[What you have to do]
The answer must consist of every line below containing "been".
# # #
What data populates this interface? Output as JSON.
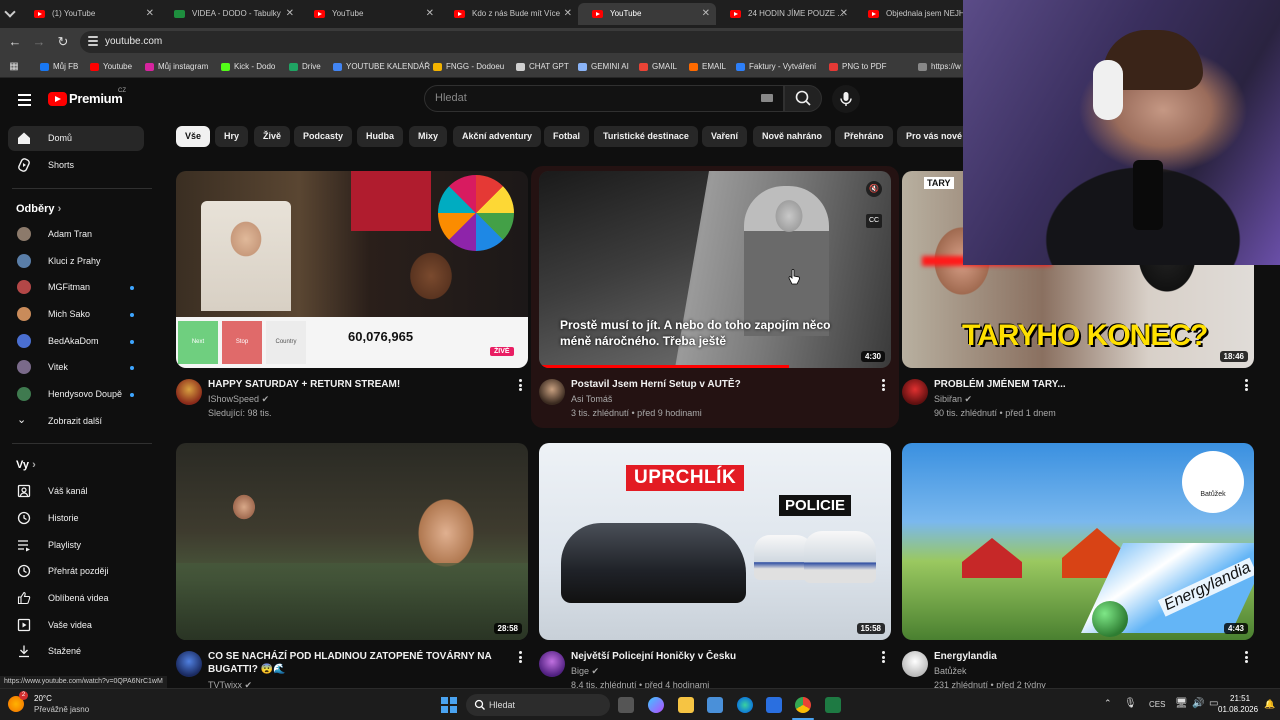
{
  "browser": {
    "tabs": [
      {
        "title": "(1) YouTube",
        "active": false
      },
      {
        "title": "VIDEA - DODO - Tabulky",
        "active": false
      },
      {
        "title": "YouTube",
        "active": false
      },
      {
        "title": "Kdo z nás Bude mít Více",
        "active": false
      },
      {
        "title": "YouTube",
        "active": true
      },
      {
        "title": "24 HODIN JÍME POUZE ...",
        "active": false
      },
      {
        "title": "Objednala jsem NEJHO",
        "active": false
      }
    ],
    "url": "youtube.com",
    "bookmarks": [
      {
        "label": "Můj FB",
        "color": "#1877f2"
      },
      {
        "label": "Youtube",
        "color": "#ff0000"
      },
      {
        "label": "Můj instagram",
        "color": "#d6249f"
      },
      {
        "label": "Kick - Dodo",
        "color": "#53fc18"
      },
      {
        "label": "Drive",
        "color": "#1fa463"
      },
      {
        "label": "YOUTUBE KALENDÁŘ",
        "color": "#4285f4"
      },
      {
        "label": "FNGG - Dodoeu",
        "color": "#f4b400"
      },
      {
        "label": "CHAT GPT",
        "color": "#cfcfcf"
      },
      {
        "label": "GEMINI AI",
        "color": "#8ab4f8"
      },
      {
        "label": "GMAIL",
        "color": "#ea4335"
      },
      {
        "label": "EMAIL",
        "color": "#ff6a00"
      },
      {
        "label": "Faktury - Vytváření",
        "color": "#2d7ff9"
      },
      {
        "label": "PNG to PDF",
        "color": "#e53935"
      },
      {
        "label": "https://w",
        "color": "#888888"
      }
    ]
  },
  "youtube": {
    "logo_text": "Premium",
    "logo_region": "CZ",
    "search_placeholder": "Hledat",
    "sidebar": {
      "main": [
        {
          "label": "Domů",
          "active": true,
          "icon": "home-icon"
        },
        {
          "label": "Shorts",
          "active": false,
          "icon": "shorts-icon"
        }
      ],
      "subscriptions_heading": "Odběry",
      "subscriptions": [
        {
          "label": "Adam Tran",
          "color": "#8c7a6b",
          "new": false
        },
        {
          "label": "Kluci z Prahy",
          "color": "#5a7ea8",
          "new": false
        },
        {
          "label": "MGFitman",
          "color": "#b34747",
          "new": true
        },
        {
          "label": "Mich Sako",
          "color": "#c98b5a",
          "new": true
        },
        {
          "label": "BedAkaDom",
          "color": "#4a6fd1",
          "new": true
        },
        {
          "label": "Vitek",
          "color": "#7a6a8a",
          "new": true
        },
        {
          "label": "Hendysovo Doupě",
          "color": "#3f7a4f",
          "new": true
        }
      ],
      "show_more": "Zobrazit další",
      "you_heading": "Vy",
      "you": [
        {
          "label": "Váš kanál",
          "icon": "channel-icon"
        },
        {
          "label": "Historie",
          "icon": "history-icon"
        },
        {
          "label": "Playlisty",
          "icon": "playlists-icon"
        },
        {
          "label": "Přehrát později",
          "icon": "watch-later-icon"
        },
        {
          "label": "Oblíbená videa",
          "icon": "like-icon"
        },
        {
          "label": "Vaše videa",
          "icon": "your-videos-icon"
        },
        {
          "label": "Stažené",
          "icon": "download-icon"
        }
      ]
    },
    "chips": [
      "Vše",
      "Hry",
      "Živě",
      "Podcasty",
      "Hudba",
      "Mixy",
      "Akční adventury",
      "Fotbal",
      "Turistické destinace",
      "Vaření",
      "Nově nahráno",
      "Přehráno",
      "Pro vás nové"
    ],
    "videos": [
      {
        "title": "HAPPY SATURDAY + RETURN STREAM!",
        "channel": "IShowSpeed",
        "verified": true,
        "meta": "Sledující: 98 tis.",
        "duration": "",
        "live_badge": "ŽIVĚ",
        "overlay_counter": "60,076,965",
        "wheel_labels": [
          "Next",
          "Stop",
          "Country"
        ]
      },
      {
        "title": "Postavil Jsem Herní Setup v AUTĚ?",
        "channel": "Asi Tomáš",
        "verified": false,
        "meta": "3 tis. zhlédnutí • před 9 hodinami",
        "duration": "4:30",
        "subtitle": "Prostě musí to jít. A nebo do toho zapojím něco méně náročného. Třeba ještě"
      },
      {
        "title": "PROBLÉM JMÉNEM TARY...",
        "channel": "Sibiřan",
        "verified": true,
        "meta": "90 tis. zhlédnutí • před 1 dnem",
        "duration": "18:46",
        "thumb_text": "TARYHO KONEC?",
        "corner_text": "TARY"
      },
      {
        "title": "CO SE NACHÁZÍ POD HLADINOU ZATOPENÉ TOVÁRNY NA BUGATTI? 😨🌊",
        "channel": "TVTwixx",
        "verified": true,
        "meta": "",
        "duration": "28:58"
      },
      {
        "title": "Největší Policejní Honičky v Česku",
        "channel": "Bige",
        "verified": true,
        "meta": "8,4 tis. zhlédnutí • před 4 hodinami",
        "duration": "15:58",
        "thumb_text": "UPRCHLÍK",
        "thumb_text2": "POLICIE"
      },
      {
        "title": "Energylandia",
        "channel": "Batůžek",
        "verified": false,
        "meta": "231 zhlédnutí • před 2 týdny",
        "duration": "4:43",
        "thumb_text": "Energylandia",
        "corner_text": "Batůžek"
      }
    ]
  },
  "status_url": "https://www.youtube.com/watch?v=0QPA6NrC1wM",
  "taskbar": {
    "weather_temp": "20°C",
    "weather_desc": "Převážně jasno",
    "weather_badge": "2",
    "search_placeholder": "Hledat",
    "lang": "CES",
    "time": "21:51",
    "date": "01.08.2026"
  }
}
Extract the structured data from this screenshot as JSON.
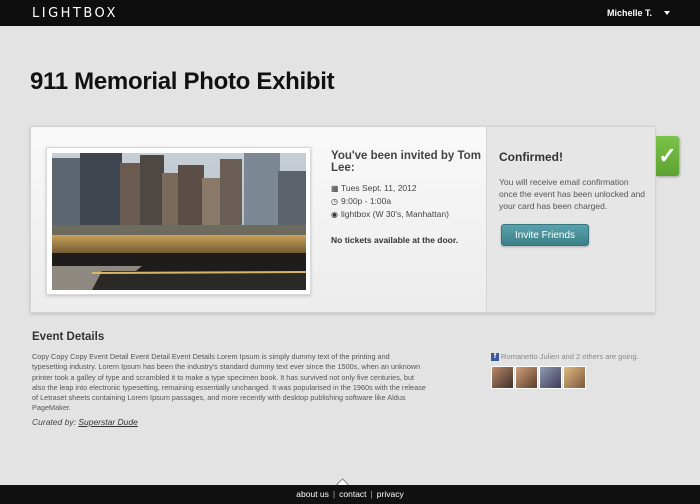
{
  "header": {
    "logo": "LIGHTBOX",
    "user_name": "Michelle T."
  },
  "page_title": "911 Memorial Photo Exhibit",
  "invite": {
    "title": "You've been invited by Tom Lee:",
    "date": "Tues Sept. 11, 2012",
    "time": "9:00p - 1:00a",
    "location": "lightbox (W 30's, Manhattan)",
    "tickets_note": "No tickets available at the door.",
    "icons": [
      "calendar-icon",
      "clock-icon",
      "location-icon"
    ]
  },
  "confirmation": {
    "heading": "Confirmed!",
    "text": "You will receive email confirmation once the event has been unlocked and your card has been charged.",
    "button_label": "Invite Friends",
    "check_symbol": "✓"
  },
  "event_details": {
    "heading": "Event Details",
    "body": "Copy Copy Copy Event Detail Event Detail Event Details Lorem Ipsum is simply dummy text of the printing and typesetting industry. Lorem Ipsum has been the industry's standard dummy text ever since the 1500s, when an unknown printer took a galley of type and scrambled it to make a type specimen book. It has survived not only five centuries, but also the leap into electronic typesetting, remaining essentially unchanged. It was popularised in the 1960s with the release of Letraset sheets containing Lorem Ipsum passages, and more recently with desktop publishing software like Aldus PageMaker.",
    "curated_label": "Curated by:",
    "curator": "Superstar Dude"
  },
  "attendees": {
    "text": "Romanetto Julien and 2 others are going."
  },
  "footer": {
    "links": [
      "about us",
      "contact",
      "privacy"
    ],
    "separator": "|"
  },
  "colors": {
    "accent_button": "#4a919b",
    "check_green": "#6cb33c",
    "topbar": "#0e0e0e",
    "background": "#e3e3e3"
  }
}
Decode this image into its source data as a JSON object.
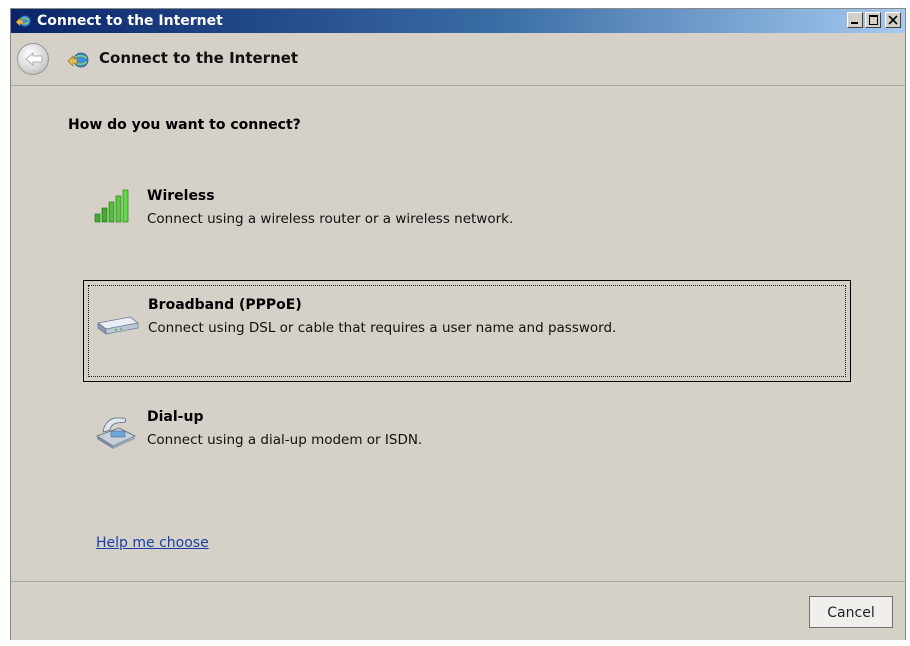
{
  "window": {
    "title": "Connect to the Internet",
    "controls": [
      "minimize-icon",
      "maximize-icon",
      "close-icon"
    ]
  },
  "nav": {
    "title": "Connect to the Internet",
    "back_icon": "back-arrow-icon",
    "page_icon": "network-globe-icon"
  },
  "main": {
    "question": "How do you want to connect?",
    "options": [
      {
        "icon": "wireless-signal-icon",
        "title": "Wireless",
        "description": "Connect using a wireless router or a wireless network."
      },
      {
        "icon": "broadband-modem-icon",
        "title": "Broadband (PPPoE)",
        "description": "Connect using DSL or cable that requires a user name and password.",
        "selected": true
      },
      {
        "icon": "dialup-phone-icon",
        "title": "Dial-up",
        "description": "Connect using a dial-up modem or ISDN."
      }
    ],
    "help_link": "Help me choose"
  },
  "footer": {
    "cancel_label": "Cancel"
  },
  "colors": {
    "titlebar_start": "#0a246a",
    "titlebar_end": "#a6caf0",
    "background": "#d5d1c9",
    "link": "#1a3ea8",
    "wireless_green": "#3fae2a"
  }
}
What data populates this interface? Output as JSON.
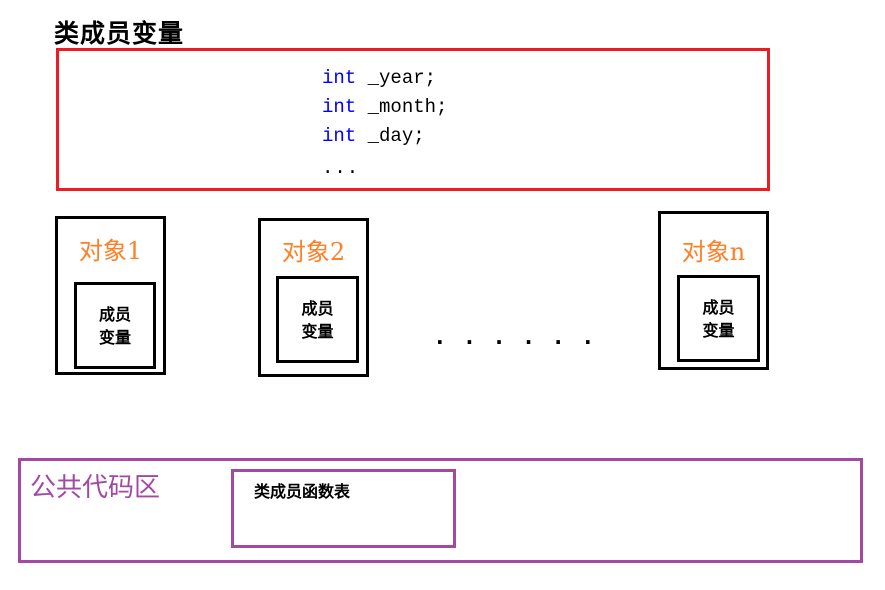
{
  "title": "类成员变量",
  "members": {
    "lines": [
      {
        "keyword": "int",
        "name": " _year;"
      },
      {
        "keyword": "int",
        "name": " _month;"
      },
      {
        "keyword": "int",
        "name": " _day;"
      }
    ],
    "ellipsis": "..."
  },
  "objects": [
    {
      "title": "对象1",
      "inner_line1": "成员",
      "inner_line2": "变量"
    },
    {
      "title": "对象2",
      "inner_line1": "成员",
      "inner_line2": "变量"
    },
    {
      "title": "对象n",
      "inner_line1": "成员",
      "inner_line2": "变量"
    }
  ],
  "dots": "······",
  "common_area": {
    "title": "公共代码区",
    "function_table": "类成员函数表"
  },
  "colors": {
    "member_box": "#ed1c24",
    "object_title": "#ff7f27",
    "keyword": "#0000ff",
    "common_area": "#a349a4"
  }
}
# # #
[Response area]
    "title": "You've been invited by Tom Lee:",
    "text": "You will receive email confirmation once the event has been unlocked and your card has been charged.",
    "body": "Copy Copy Copy Event Detail Event Detail Event Details Lorem Ipsum is simply dummy text of the printing and typesetting industry. Lorem Ipsum has been the industry's standard dummy text ever since the 1500s, when an unknown printer took a galley of type and scrambled it to make a type specimen book. It has survived not only five centuries, but also the leap into electronic typesetting, remaining essentially unchanged. It was popularised in the 1960s with the release of Letraset sheets containing Lorem Ipsum passages, and more recently with desktop publishing software like Aldus PageMaker.",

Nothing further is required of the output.